[[ AVAILABLE DATA, beginning ]]

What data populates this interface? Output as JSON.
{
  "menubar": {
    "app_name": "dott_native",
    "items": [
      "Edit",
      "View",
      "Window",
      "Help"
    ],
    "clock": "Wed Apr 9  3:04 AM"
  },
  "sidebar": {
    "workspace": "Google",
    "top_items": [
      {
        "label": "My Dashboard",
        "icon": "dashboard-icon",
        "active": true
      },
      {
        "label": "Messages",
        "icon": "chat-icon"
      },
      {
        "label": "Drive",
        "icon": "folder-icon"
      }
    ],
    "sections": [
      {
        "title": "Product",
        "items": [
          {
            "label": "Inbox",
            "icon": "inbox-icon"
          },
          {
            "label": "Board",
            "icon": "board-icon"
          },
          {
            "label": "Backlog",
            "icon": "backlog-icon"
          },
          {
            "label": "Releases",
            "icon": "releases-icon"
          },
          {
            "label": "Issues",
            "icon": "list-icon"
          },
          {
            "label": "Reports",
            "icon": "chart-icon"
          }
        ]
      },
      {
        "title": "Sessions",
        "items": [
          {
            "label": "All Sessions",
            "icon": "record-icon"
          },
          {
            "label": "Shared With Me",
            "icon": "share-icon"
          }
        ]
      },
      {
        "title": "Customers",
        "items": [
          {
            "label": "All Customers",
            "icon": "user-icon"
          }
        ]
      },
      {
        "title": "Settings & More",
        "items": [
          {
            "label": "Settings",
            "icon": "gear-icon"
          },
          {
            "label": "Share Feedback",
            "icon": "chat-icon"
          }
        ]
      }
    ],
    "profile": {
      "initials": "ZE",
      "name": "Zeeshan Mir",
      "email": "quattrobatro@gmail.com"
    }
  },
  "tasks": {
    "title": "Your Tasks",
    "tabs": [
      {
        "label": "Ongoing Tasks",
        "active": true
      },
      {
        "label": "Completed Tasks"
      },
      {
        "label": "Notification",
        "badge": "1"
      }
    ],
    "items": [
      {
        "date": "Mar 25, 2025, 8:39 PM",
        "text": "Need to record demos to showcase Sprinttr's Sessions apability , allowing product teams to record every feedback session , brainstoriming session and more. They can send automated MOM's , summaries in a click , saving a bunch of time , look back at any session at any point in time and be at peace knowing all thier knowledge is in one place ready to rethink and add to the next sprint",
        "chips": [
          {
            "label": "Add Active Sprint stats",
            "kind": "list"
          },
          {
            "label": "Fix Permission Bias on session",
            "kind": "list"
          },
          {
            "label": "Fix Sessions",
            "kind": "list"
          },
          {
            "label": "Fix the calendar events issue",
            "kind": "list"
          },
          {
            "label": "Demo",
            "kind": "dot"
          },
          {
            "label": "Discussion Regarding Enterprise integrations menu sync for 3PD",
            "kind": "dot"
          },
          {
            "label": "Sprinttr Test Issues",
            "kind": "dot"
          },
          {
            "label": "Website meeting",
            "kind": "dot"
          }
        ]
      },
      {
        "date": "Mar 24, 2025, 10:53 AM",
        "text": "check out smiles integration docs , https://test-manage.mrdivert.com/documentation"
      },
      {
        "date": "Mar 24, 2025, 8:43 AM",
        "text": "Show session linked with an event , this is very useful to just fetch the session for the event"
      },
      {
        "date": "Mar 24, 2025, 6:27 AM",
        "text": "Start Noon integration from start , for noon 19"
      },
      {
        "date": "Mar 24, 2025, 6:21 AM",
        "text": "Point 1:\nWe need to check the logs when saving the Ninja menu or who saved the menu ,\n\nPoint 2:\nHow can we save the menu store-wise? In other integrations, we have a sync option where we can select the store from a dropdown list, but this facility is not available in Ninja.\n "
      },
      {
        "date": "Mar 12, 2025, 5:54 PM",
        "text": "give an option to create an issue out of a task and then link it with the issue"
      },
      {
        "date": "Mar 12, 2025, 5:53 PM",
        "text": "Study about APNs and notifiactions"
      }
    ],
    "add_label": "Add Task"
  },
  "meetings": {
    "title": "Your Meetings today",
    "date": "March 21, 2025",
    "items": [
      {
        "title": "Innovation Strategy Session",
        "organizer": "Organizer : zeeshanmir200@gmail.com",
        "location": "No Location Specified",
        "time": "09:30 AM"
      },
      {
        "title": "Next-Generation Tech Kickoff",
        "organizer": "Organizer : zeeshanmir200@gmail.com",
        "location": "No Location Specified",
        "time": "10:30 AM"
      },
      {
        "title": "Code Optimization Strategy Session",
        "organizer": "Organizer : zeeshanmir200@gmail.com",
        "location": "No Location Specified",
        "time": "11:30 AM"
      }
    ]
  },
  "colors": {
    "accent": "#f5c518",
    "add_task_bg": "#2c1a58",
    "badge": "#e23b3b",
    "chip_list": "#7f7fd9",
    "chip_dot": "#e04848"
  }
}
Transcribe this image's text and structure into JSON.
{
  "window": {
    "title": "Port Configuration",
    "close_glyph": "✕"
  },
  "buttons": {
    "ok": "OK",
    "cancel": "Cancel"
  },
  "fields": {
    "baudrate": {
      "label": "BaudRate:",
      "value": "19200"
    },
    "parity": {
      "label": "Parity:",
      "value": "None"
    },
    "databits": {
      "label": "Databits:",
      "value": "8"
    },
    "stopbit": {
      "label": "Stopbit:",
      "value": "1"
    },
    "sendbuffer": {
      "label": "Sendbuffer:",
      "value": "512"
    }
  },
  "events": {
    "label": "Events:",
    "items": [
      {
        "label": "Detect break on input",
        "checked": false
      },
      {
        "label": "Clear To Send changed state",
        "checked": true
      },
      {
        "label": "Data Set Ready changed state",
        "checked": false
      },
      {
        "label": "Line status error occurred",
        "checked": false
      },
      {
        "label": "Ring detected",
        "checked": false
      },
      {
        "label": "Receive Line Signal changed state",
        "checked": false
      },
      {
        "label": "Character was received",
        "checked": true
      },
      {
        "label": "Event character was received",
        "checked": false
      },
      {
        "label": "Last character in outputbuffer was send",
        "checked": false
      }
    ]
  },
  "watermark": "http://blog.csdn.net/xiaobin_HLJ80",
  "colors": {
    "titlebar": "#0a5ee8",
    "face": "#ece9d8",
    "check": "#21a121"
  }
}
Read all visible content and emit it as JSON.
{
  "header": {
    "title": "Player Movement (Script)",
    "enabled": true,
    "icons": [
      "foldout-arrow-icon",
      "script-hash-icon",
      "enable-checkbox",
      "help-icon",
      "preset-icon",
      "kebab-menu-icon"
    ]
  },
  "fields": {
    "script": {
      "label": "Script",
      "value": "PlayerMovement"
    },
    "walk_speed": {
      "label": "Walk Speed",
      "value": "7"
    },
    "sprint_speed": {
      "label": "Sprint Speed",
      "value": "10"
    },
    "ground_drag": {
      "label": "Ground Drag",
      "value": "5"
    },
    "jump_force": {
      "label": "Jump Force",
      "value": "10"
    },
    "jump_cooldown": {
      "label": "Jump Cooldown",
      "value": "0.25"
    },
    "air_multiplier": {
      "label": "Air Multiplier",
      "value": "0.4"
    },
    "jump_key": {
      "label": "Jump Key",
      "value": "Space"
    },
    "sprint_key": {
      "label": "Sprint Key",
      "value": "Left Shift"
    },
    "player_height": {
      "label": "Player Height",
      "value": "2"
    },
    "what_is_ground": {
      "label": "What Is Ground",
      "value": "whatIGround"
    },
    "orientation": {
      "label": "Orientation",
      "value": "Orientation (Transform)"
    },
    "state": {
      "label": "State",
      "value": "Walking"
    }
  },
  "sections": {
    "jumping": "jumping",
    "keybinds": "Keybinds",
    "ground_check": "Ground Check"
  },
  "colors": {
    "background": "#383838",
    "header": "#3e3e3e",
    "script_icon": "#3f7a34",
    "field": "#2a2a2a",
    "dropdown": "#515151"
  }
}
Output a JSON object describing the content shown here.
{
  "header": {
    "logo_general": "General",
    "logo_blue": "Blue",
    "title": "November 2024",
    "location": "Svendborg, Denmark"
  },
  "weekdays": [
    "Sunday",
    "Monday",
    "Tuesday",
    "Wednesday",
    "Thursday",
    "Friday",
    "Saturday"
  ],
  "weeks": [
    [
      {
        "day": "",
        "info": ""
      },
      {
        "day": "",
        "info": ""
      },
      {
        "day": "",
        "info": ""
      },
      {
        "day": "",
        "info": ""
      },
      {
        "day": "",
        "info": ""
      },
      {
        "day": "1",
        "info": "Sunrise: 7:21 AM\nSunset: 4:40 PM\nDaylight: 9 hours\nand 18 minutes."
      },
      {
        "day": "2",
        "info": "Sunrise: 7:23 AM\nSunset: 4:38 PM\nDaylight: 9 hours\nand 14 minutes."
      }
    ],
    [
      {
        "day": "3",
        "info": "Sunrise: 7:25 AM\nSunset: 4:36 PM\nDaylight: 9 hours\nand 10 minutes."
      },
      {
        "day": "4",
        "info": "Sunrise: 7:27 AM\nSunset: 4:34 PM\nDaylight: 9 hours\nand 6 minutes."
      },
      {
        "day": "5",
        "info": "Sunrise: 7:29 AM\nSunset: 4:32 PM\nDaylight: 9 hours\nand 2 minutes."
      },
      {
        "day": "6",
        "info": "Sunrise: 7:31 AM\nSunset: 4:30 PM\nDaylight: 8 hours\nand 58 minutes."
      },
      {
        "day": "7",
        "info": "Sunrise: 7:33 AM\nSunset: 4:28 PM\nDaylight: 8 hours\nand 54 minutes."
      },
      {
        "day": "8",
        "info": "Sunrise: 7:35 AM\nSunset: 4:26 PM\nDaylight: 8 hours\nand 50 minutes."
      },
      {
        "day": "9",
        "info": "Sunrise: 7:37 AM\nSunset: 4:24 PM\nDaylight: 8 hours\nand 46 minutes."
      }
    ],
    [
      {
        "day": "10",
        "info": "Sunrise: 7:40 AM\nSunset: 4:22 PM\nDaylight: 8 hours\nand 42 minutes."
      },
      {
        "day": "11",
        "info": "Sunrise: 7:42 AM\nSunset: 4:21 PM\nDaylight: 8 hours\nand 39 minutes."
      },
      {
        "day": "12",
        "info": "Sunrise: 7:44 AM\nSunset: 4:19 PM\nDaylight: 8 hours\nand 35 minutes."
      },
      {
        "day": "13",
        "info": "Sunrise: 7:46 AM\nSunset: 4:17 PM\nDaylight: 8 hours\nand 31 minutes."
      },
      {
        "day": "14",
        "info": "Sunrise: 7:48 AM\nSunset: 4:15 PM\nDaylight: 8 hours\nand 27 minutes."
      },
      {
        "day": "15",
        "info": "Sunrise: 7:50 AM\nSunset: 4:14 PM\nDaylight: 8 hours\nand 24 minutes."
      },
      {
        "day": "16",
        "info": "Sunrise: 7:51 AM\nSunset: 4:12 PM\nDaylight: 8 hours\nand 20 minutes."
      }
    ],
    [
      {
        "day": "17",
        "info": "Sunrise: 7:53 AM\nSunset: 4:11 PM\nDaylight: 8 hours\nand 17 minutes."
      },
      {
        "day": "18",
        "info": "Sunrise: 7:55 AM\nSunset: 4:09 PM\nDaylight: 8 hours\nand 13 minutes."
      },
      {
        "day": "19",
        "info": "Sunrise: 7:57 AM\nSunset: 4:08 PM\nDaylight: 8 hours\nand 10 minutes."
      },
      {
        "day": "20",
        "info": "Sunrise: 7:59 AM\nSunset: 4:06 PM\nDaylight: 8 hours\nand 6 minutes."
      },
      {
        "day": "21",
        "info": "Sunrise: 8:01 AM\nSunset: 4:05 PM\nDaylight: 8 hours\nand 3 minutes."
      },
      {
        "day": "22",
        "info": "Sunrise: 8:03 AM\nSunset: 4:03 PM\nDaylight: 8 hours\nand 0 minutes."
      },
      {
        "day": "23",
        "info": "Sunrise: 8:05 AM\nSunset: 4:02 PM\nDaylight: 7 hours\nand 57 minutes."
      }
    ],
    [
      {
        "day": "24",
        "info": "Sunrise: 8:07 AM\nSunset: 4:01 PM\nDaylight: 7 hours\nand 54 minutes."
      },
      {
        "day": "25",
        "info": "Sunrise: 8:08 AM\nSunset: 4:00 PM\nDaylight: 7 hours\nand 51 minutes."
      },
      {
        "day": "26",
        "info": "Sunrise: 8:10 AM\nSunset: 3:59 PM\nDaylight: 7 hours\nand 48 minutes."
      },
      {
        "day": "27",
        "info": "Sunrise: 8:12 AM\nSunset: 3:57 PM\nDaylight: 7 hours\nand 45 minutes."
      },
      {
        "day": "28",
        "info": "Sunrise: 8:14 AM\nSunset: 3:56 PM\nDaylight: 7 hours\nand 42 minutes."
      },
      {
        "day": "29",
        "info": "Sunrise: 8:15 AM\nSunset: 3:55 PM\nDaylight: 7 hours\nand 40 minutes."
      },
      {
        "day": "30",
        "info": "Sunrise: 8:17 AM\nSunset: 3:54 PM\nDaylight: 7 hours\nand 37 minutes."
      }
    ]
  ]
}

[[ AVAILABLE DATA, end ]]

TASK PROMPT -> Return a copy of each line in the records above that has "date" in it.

FINISHED EXERCISE ->
        "date": "Mar 25, 2025, 8:39 PM",
        "date": "Mar 24, 2025, 10:53 AM",
        "date": "Mar 24, 2025, 8:43 AM",
        "date": "Mar 24, 2025, 6:27 AM",
        "date": "Mar 24, 2025, 6:21 AM",
        "date": "Mar 12, 2025, 5:54 PM",
        "date": "Mar 12, 2025, 5:53 PM",
    "date": "March 21, 2025",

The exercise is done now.